> **Recorded data**:
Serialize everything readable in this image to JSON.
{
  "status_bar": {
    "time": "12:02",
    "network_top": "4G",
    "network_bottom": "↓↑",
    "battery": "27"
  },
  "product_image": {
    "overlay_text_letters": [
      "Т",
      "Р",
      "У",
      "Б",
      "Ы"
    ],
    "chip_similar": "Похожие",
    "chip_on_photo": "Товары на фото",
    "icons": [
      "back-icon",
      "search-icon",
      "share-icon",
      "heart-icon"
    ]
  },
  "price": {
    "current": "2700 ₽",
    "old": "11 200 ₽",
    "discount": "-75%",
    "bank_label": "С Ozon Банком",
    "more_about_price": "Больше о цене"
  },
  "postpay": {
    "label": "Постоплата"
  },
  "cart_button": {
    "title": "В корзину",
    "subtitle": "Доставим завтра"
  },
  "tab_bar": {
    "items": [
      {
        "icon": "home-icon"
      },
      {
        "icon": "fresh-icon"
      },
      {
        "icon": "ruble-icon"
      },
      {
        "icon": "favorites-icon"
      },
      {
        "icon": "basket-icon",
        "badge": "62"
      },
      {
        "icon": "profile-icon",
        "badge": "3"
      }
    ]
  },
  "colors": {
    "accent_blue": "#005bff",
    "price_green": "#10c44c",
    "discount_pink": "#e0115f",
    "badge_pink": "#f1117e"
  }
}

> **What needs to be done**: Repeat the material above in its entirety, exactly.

> **Task response**:
Serialize everything readable in this image to JSON.
{
  "status_bar": {
    "time": "12:02",
    "network_top": "4G",
    "network_bottom": "↓↑",
    "battery": "27"
  },
  "product_image": {
    "overlay_text_letters": [
      "Т",
      "Р",
      "У",
      "Б",
      "Ы"
    ],
    "chip_similar": "Похожие",
    "chip_on_photo": "Товары на фото",
    "icons": [
      "back-icon",
      "search-icon",
      "share-icon",
      "heart-icon"
    ]
  },
  "price": {
    "current": "2700 ₽",
    "old": "11 200 ₽",
    "discount": "-75%",
    "bank_label": "С Ozon Банком",
    "more_about_price": "Больше о цене"
  },
  "postpay": {
    "label": "Постоплата"
  },
  "cart_button": {
    "title": "В корзину",
    "subtitle": "Доставим завтра"
  },
  "tab_bar": {
    "items": [
      {
        "icon": "home-icon"
      },
      {
        "icon": "fresh-icon"
      },
      {
        "icon": "ruble-icon"
      },
      {
        "icon": "favorites-icon"
      },
      {
        "icon": "basket-icon",
        "badge": "62"
      },
      {
        "icon": "profile-icon",
        "badge": "3"
      }
    ]
  },
  "colors": {
    "accent_blue": "#005bff",
    "price_green": "#10c44c",
    "discount_pink": "#e0115f",
    "badge_pink": "#f1117e"
  }
}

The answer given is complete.